This is not to say that Trump’s victory in 2016 was not a shock, just that the polls were not to blame for the shock. Nate Silver, a polling analyst, defended the polls, instead criticising “a pervasive groupthink among media elites, an unhealthy obsession with the insider’s view of politics, a lack of analytical rigor, a failure to appreciate uncertainty, a sluggishness to self-correct when new evidence contradicts pre-existing beliefs, and a narrow viewpoint that lacks perspective from the longer arc of American history.” Chris Jackson, another pollster, agrees. “2016 was a failure of analysis and reporting. Important nuances about how they should be read were lost in the way they were presented to the public.”
Of course, pollsters have a vested interest in defending their own performance. But they are right – polls should not be used to singlehandedly predict the election.
What can’t the polls tell us?
One of the big questions for every poll is turnout. People change their mind about whether they will vote, or are reluctant to tell pollsters that they will not. Sharp, local upticks in Covid cases could exacerbate this problem by making people feel unsafe going to the polling booth. This could, though, be mitigated by the historic increase in postal voting, and these voters will also be able to confirm to pollsters that they have already voted.
However, there is also uncertainty about the counting of these postal ballots. How many postal votes will be rejected, and will this impact the race? The evidence so far is mixed. In North Carolina, for example, 1.3% of postal ballots have been rejected, which is half that of 2016, but the absolute number is a lot bigger since more people are voting by postal ballot. Furthermore, African-Americans, who vote overwhelmingly Democrat, have had their ballots disproportionately rejected – they make up 17% of postal ballots, but 42% of rejections.
Plus, there is still the possibility of another ‘October surprise’ in the dying days of the campaign. How would the race change if Biden tests positive for Covid? Or if Trump proclaims that he has a vaccine? The polls cannot help us with these questions.
Finally, the election result may well be disputed. If Trump does not win, what happens if he does not concede? Equally, counting the votes is likely to last for days, so what happens if Trump declares victory on election night, but Biden then pulls ahead as these late results come in? Again, the polls cannot help us here.

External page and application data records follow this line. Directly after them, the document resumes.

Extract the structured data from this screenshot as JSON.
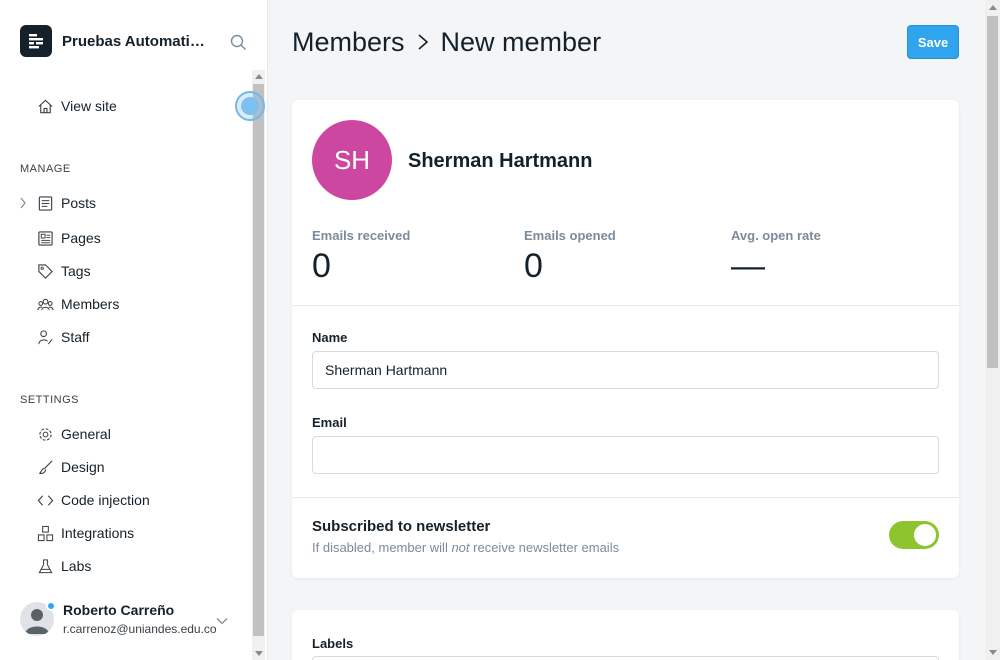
{
  "sidebar": {
    "site_name": "Pruebas Automatizadas",
    "view_site": "View site",
    "manage_title": "MANAGE",
    "manage_items": [
      {
        "label": "Posts",
        "icon": "posts-icon"
      },
      {
        "label": "Pages",
        "icon": "pages-icon"
      },
      {
        "label": "Tags",
        "icon": "tag-icon"
      },
      {
        "label": "Members",
        "icon": "members-icon"
      },
      {
        "label": "Staff",
        "icon": "staff-icon"
      }
    ],
    "settings_title": "SETTINGS",
    "settings_items": [
      {
        "label": "General",
        "icon": "gear-icon"
      },
      {
        "label": "Design",
        "icon": "brush-icon"
      },
      {
        "label": "Code injection",
        "icon": "code-icon"
      },
      {
        "label": "Integrations",
        "icon": "integrations-icon"
      },
      {
        "label": "Labs",
        "icon": "flask-icon"
      }
    ],
    "user": {
      "name": "Roberto Carreño",
      "email": "r.carrenoz@uniandes.edu.co"
    }
  },
  "header": {
    "breadcrumb_parent": "Members",
    "breadcrumb_current": "New member",
    "save_label": "Save"
  },
  "member": {
    "initials": "SH",
    "name": "Sherman Hartmann",
    "avatar_color": "#cc479f",
    "stats": [
      {
        "label": "Emails received",
        "value": "0"
      },
      {
        "label": "Emails opened",
        "value": "0"
      },
      {
        "label": "Avg. open rate",
        "value": "—"
      }
    ]
  },
  "form": {
    "name_label": "Name",
    "name_value": "Sherman Hartmann",
    "email_label": "Email",
    "email_value": "",
    "newsletter_title": "Subscribed to newsletter",
    "newsletter_sub_before": "If disabled, member will ",
    "newsletter_sub_em": "not",
    "newsletter_sub_after": " receive newsletter emails",
    "newsletter_enabled": true,
    "labels_label": "Labels"
  },
  "colors": {
    "accent": "#30a4ec",
    "toggle_on": "#8ec52f"
  }
}
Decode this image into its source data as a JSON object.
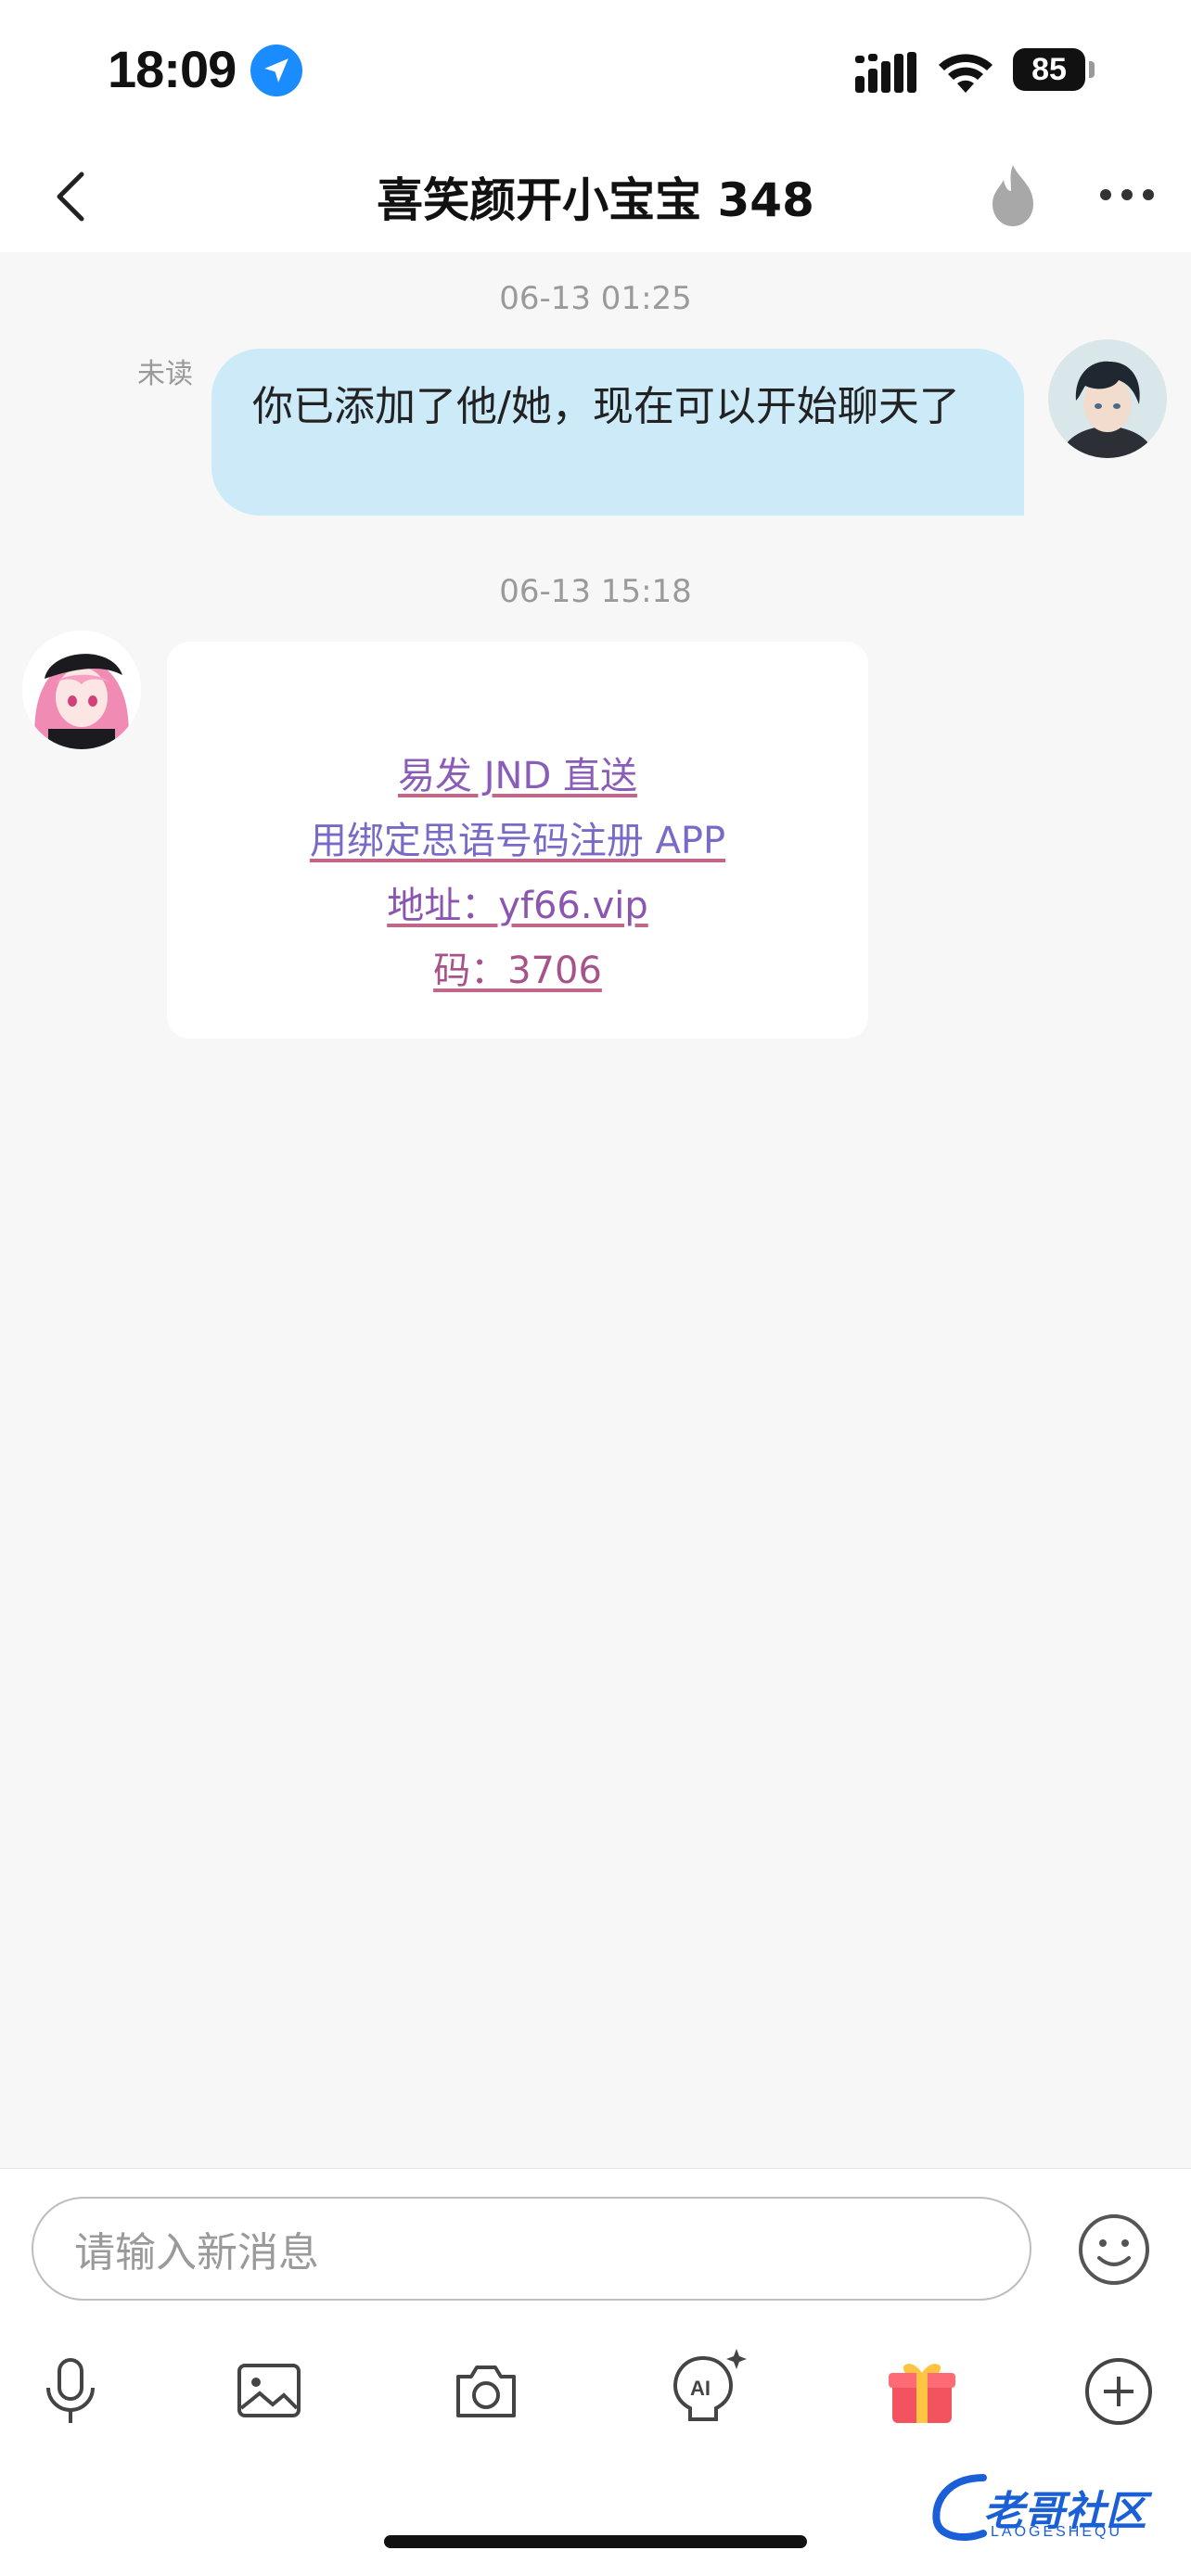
{
  "status_bar": {
    "time": "18:09",
    "battery": "85"
  },
  "header": {
    "title": "喜笑颜开小宝宝 348"
  },
  "messages": [
    {
      "timestamp": "06-13 01:25",
      "unread_label": "未读",
      "text": "你已添加了他/她，现在可以开始聊天了"
    },
    {
      "timestamp": "06-13 15:18",
      "card_lines": [
        "易发 JND 直送",
        "用绑定思语号码注册 APP",
        "地址：yf66.vip",
        "码：3706"
      ]
    }
  ],
  "composer": {
    "placeholder": "请输入新消息"
  },
  "watermark": {
    "text": "老哥社区",
    "sub": "LAOGESHEQU"
  },
  "colors": {
    "outgoing_bubble": "#cdeaf8",
    "accent_blue": "#1a8cff",
    "background": "#f7f7f7"
  }
}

Can we trust the polls?
In short, the polls do give us a useful indicator as to the state of the election. They were not actually that far off in 2016, and they have since tried to correct what went wrong. However, there are numerous unknowns that the polls cannot help us with, new errors could emerge, and even if Trump has only, for argument’s sake, a 5% chance of winning, that is still a real possibility.
You might use the polls to bet £20 on Biden, but you would not bet your house on him.
Election forecasters and weather forecasts might agree on this one though – the next few weeks could be stormy.
Image Source: Tasnim News